What to produce |
Nothing should be left out: output all of the entries exactly.

Data about app and page elements
◆ ◆ ◆ ◆ ◆

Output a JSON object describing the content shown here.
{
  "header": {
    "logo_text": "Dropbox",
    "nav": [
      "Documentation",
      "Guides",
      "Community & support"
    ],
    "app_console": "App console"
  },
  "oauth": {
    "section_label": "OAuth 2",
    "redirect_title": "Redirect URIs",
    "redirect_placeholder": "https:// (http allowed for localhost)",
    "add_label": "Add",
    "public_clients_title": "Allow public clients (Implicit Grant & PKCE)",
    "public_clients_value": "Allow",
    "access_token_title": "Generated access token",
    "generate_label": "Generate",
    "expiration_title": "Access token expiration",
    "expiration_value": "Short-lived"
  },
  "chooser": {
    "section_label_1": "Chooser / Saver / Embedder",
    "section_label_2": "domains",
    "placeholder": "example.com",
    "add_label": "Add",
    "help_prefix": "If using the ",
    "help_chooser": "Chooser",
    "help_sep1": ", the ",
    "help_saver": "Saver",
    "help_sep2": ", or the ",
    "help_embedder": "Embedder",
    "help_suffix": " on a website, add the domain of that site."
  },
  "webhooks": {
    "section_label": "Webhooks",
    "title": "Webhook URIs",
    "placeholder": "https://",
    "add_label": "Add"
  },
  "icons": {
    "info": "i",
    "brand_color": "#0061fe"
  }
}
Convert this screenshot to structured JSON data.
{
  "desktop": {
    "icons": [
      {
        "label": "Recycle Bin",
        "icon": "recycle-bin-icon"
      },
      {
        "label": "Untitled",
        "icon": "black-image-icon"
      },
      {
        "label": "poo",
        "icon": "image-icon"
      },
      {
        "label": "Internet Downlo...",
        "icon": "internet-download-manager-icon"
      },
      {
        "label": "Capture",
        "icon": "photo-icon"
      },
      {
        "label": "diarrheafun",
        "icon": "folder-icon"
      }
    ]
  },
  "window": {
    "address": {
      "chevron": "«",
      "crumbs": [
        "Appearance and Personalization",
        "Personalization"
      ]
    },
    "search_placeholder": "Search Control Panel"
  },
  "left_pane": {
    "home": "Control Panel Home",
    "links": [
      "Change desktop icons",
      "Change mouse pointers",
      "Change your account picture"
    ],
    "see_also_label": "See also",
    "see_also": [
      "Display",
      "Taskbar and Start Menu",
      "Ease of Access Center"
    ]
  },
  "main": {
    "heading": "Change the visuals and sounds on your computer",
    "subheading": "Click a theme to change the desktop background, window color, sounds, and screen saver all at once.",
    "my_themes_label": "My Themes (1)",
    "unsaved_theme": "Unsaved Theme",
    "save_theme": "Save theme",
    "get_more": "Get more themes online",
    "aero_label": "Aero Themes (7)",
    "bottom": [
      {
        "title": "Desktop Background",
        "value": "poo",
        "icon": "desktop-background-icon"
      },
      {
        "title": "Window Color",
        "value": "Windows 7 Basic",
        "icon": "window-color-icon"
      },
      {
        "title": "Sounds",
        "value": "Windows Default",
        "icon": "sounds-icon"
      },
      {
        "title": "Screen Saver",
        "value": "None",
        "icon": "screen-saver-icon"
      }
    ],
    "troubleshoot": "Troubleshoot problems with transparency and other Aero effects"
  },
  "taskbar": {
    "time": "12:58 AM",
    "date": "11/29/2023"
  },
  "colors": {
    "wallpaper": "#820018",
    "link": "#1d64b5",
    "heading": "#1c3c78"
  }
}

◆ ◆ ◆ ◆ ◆

Solution to this exercise |
Output a JSON object describing the content shown here.
{
  "header": {
    "logo_text": "Dropbox",
    "nav": [
      "Documentation",
      "Guides",
      "Community & support"
    ],
    "app_console": "App console"
  },
  "oauth": {
    "section_label": "OAuth 2",
    "redirect_title": "Redirect URIs",
    "redirect_placeholder": "https:// (http allowed for localhost)",
    "add_label": "Add",
    "public_clients_title": "Allow public clients (Implicit Grant & PKCE)",
    "public_clients_value": "Allow",
    "access_token_title": "Generated access token",
    "generate_label": "Generate",
    "expiration_title": "Access token expiration",
    "expiration_value": "Short-lived"
  },
  "chooser": {
    "section_label_1": "Chooser / Saver / Embedder",
    "section_label_2": "domains",
    "placeholder": "example.com",
    "add_label": "Add",
    "help_prefix": "If using the ",
    "help_chooser": "Chooser",
    "help_sep1": ", the ",
    "help_saver": "Saver",
    "help_sep2": ", or the ",
    "help_embedder": "Embedder",
    "help_suffix": " on a website, add the domain of that site."
  },
  "webhooks": {
    "section_label": "Webhooks",
    "title": "Webhook URIs",
    "placeholder": "https://",
    "add_label": "Add"
  },
  "icons": {
    "info": "i",
    "brand_color": "#0061fe"
  }
}
Convert this screenshot to structured JSON data.
{
  "desktop": {
    "icons": [
      {
        "label": "Recycle Bin",
        "icon": "recycle-bin-icon"
      },
      {
        "label": "Untitled",
        "icon": "black-image-icon"
      },
      {
        "label": "poo",
        "icon": "image-icon"
      },
      {
        "label": "Internet Downlo...",
        "icon": "internet-download-manager-icon"
      },
      {
        "label": "Capture",
        "icon": "photo-icon"
      },
      {
        "label": "diarrheafun",
        "icon": "folder-icon"
      }
    ]
  },
  "window": {
    "address": {
      "chevron": "«",
      "crumbs": [
        "Appearance and Personalization",
        "Personalization"
      ]
    },
    "search_placeholder": "Search Control Panel"
  },
  "left_pane": {
    "home": "Control Panel Home",
    "links": [
      "Change desktop icons",
      "Change mouse pointers",
      "Change your account picture"
    ],
    "see_also_label": "See also",
    "see_also": [
      "Display",
      "Taskbar and Start Menu",
      "Ease of Access Center"
    ]
  },
  "main": {
    "heading": "Change the visuals and sounds on your computer",
    "subheading": "Click a theme to change the desktop background, window color, sounds, and screen saver all at once.",
    "my_themes_label": "My Themes (1)",
    "unsaved_theme": "Unsaved Theme",
    "save_theme": "Save theme",
    "get_more": "Get more themes online",
    "aero_label": "Aero Themes (7)",
    "bottom": [
      {
        "title": "Desktop Background",
        "value": "poo",
        "icon": "desktop-background-icon"
      },
      {
        "title": "Window Color",
        "value": "Windows 7 Basic",
        "icon": "window-color-icon"
      },
      {
        "title": "Sounds",
        "value": "Windows Default",
        "icon": "sounds-icon"
      },
      {
        "title": "Screen Saver",
        "value": "None",
        "icon": "screen-saver-icon"
      }
    ],
    "troubleshoot": "Troubleshoot problems with transparency and other Aero effects"
  },
  "taskbar": {
    "time": "12:58 AM",
    "date": "11/29/2023"
  },
  "colors": {
    "wallpaper": "#820018",
    "link": "#1d64b5",
    "heading": "#1c3c78"
  }
}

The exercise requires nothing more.